Photo by Ellie Kurttz
Written 18 January 2011 for The London Magazine
In a week when political assassination is once more in the news, Julius Caesar might seem more relevant to a contemporary audience than ever. The RSC’s production at The Roundhouse could never presage such current events, but the evening gives us plenty to think about. Director Lucy Bailey thrills by her engagement with history.
Lucy Bailey’s Rome is a bloody place. In the opening scene we see Romulus and Remus wrestling to the death – a bloodlust is the city’s heritage from its founders. Working with designer William Dudley and inspired by the recent Rome TV show, Bailey intelligently toys with our notions of the Romans as civilised. Video projections increase the stage presence of the Plebeians (a character in their own right) to great effect – this is a dangerous mob that rules the Empire on a whim.
Greg Hicks is a natural Caesar. Even eclectically garbed as some kind of generic Barbarian, he is commanding enough to cast a necessary shadow over the play. The evening’s highlight is Darrell D’Silva’s Mark Antony. A “masker and a reveller”, he seems drunk on grief and then violence. Reminiscent of Oliver Reed, it is a captivating performance that will make you want to see him reprise the role in Antony and Cleopatra, also part of this year’s season.
However, Julius Caesar is really the story of Brutus and Cassius. Here Brutus (Sam Troughton) is something like a monk; he is dressed like one and even gestures a benediction in a performance that invokes the play’s religious context. To bring complexity to their coalition, John Mackay attempts to make Cassius more than just a Machiavellian figure. Both are interesting ideas and yet, while there are moments of moving intimacy between the conspirators, both strategies fail to hold interest.
All the cast of Julius Caesar are martial. The characters are at home in Bailey’s world and her direction makes sense of the play’s long combat scenes, invariably presented with clarity and dynamism. Yet they disappoint, and we are hard pushed to share the opinion that Brutus was the “noblest Roman of them all”. What should be his tragedy may interest us but ultimately fails to move us emotionally.
Julius Caesar plays in rep until 5 February 2011
Photo by Ellie Kurttz
Written 11 January 2011 for The London Magazine
The Royal Shakespeare Company’s new London season arrives with the announcement of a five-year partnership with Camden’s Roundhouse. Artistic director Michael Boyd is enamoured of the venue, describing it as both intimate and epic, and the transfer of the Stratford production of The Winter’s Tale helps us to share his excitement.
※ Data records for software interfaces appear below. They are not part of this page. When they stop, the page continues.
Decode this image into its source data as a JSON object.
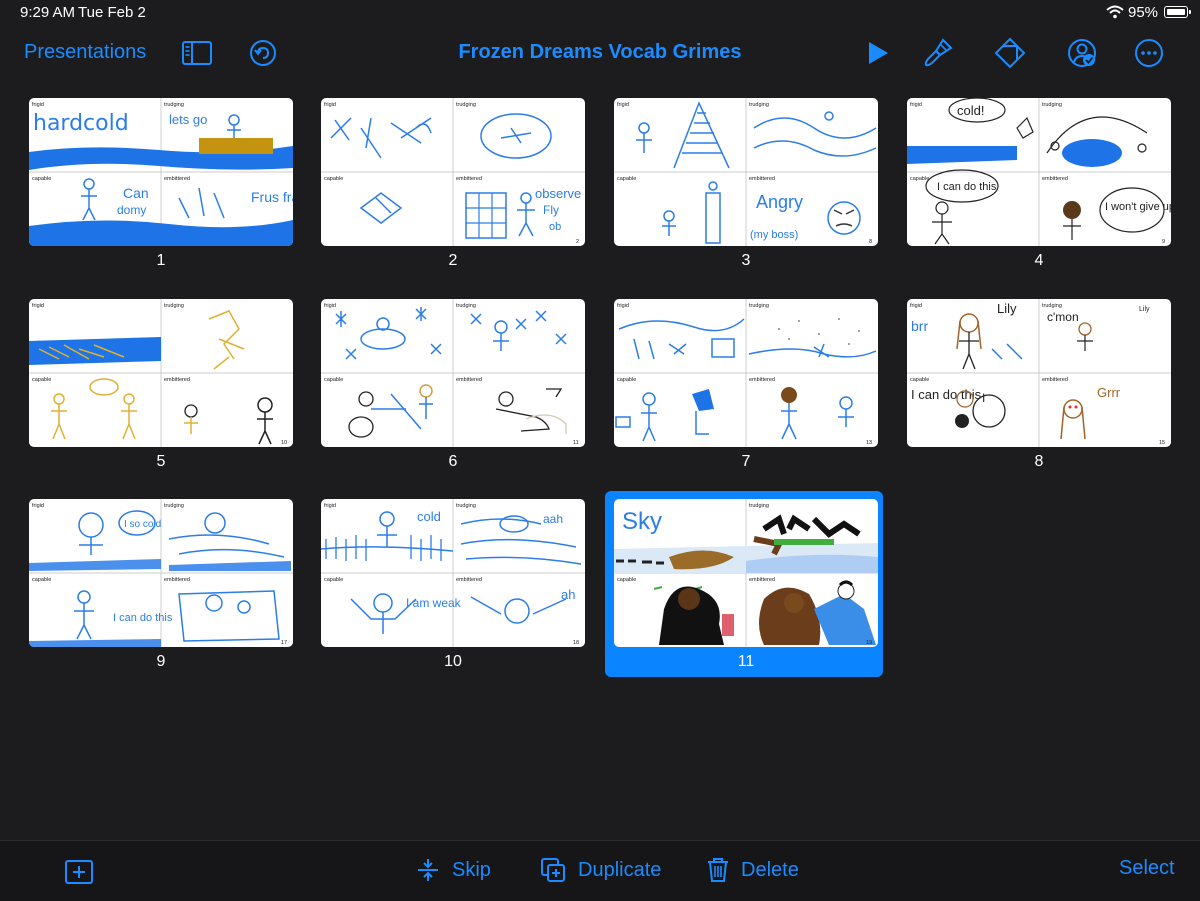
{
  "status": {
    "time": "9:29 AM",
    "date": "Tue Feb 2",
    "battery": "95%"
  },
  "toolbar": {
    "back_label": "Presentations",
    "title": "Frozen Dreams Vocab Grimes",
    "icons": [
      "sidebar-toggle-icon",
      "undo-icon",
      "play-icon",
      "paintbrush-icon",
      "animate-icon",
      "collaborate-icon",
      "more-icon"
    ]
  },
  "quadrant_labels": [
    "frigid",
    "trudging",
    "capable",
    "embittered"
  ],
  "slides": [
    {
      "number": "1",
      "corner": "",
      "selected": false,
      "scribbles": [
        "hardcold",
        "lets go",
        "Can",
        "domy",
        "Frus frat"
      ]
    },
    {
      "number": "2",
      "corner": "2",
      "selected": false,
      "scribbles": [
        "observe",
        "Fly",
        "ob"
      ]
    },
    {
      "number": "3",
      "corner": "8",
      "selected": false,
      "scribbles": [
        "Angry",
        "(my boss)"
      ]
    },
    {
      "number": "4",
      "corner": "9",
      "selected": false,
      "scribbles": [
        "cold!",
        "I can do this",
        "I won't give up"
      ]
    },
    {
      "number": "5",
      "corner": "10",
      "selected": false,
      "scribbles": []
    },
    {
      "number": "6",
      "corner": "11",
      "selected": false,
      "scribbles": []
    },
    {
      "number": "7",
      "corner": "13",
      "selected": false,
      "scribbles": []
    },
    {
      "number": "8",
      "corner": "15",
      "selected": false,
      "scribbles": [
        "Lily",
        "brr",
        "c'mon",
        "Lily",
        "I can do this",
        "Grrr"
      ]
    },
    {
      "number": "9",
      "corner": "17",
      "selected": false,
      "scribbles": [
        "I so cold",
        "I can do this"
      ]
    },
    {
      "number": "10",
      "corner": "18",
      "selected": false,
      "scribbles": [
        "cold",
        "aah",
        "I am weak",
        "ah"
      ]
    },
    {
      "number": "11",
      "corner": "19",
      "selected": true,
      "scribbles": [
        "Sky"
      ]
    }
  ],
  "bottom": {
    "skip_label": "Skip",
    "duplicate_label": "Duplicate",
    "delete_label": "Delete",
    "select_label": "Select"
  },
  "colors": {
    "accent": "#1a8cff",
    "selected": "#0a84ff",
    "background": "#1c1c1e",
    "scribble_blue": "#2b7de9",
    "gold": "#e0b030",
    "brown": "#8b5a2b"
  }
}
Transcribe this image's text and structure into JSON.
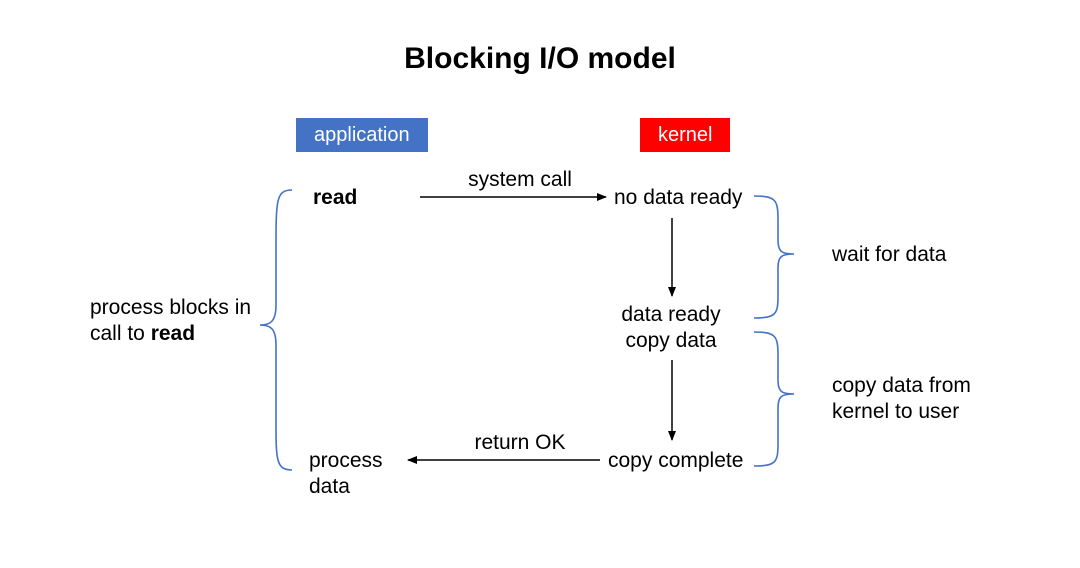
{
  "title": "Blocking I/O model",
  "badges": {
    "application": "application",
    "kernel": "kernel"
  },
  "left_annotation": {
    "line1": "process blocks in",
    "line2_prefix": "call to ",
    "line2_bold": "read"
  },
  "app_column": {
    "read": "read",
    "process_data_line1": "process",
    "process_data_line2": "data"
  },
  "arrows": {
    "system_call": "system call",
    "return_ok": "return OK"
  },
  "kernel_column": {
    "no_data_ready": "no data ready",
    "data_ready": "data ready",
    "copy_data": "copy data",
    "copy_complete": "copy complete"
  },
  "right_annotations": {
    "wait_for_data": "wait for data",
    "copy_line1": "copy data from",
    "copy_line2": "kernel to user"
  },
  "colors": {
    "brace": "#4472C4",
    "arrow": "#000000",
    "app_badge": "#4472C4",
    "kernel_badge": "#FF0000"
  }
}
David Farr’s direction makes the most of the specially constructed thrust stage, which mirrors the company’s current home in Stratford. The format has clearly focused Farr, and his direction is startlingly clear. Jon Bausor’s design takes inspiration from the ballads of Shakespeare’s day, cleverly enforcing the telling of this winter tale and decking Sicilia and Bohemia with so much paper we might feel we are enveloped in the Forest of Arden.
Greg Hicks’ mellifluous voice is always a delight, and he plays the jealous Leontes with a restraint that marks his maturity. Kelly Hunter is his victimised wife Hermione, tackling the role with a moving humility. Also of note in this industrious ensemble are the appealing young lovers who become the focus of the play’s redemptive power: Florizel and Perdita (Tunji Kasim and Samantha Young). It would be refreshing to encounter the role of the Young Shepherd without a Welsh accent, but at least Gruffudd Glyn’s moniker indicates he is entitled to the part, and he puts in a great comic turn.
Farr’s direction enforces the judicial themes within The Winter’s Tale, drawing the audience in to play the role of arbiter. The moving text’s complex moral exploration and emotional impact are developed wonderfully, and the staging makes escaping into the fantasy of The Winter’s Tale easy. It all bodes well for the RSC’s future at The Roundhouse.
The Winter’s Tale plays until 1 January 2011. The RSC’s London season is at The Roundhouse until 4 February 2011.
Photo by Alessandro Evengelista
Written 17 December 2010 for The London Magazine